HOOD: “So how should investors think about generating higher returns and growth? In a slower-growth environment, projected equity market returns are likely to be lower. But, when thinking about the division of that growth, emerging markets will be the growth “stars,” not just for now, but for several decades to come. Estimates from the Organization for Economic Co-operation and Development (OECD) of potential GDP growth rates indicate that non-OECD countries, which represent emerging markets, will exceed the developed market aggregate over the next five to 10 years. Emerging market growth is not a ‘flash in the pan.’
That outperformance is something we are going to be living with for a long time to come. We need to think creatively about getting that emerging market growth represented in our portfolios, not just as a tactical play but as a long-term strategic play.”
AZELBY: “I agree, Michael. Investors are also facing an almost once-in-a-lifetime challenge: Interest rates are less than two percent in the West and growth is around 2%. The good news is that, with the equity market, at least in the U.S., at its highs, and emerging market equities underperforming, it seems like a good time for investors to diversify their portfolios—if you believe in selling high and buying low. Going into emerging markets on a private investment basis makes a lot of sense because you’re able to access that growth without taking on all of the correlations of the global equity markets—these return drivers.
We’re big believers in being on the ground in those markets and looking for, in my case, real assets (whether real estate or infrastructure), and buying things that are basically a pure play on the underlying growth of those economies.

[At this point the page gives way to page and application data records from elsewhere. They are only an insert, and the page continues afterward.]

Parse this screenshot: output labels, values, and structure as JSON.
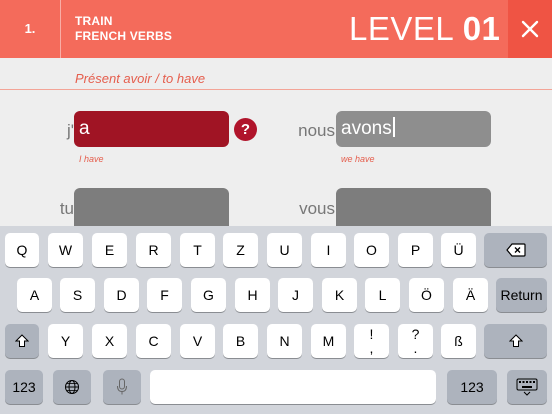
{
  "header": {
    "step_number": "1.",
    "title_line1": "TRAIN",
    "title_line2": "FRENCH VERBS",
    "level_label": "LEVEL",
    "level_number": "01",
    "close_icon": "close-icon",
    "bg_color": "#f46b5b"
  },
  "exercise": {
    "subtitle": "Présent avoir / to have",
    "conjugations": [
      {
        "pronoun": "j'",
        "value": "a",
        "hint": "I have",
        "state": "incorrect"
      },
      {
        "pronoun": "nous",
        "value": "avons",
        "hint": "we have",
        "state": "editing"
      },
      {
        "pronoun": "tu",
        "value": "",
        "hint": "",
        "state": "empty"
      },
      {
        "pronoun": "vous",
        "value": "",
        "hint": "",
        "state": "empty"
      }
    ],
    "help_button": "?",
    "error_color": "#a01424"
  },
  "keyboard": {
    "row1": [
      "Q",
      "W",
      "E",
      "R",
      "T",
      "Z",
      "U",
      "I",
      "O",
      "P",
      "Ü"
    ],
    "row2": [
      "A",
      "S",
      "D",
      "F",
      "G",
      "H",
      "J",
      "K",
      "L",
      "Ö",
      "Ä"
    ],
    "row3": [
      "Y",
      "X",
      "C",
      "V",
      "B",
      "N",
      "M",
      "ß"
    ],
    "row3_punct": [
      {
        "top": "!",
        "bottom": ","
      },
      {
        "top": "?",
        "bottom": "."
      }
    ],
    "return_label": "Return",
    "numbers_label": "123",
    "icons": [
      "backspace-icon",
      "shift-icon",
      "globe-icon",
      "microphone-icon",
      "keyboard-dismiss-icon"
    ]
  }
}
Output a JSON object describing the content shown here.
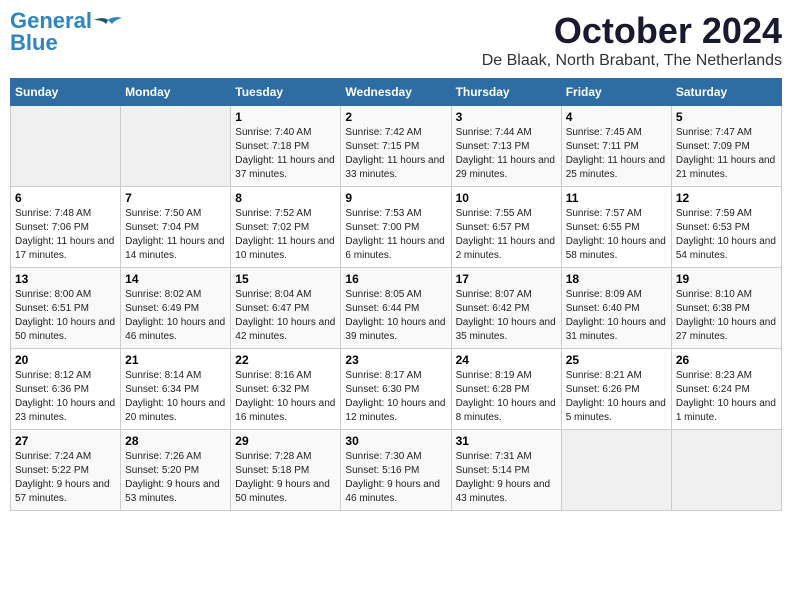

This is also why investors should look at loosening their constraints to incorporate higher allocations to private market investments such as real estate, infrastructure, and private equity.”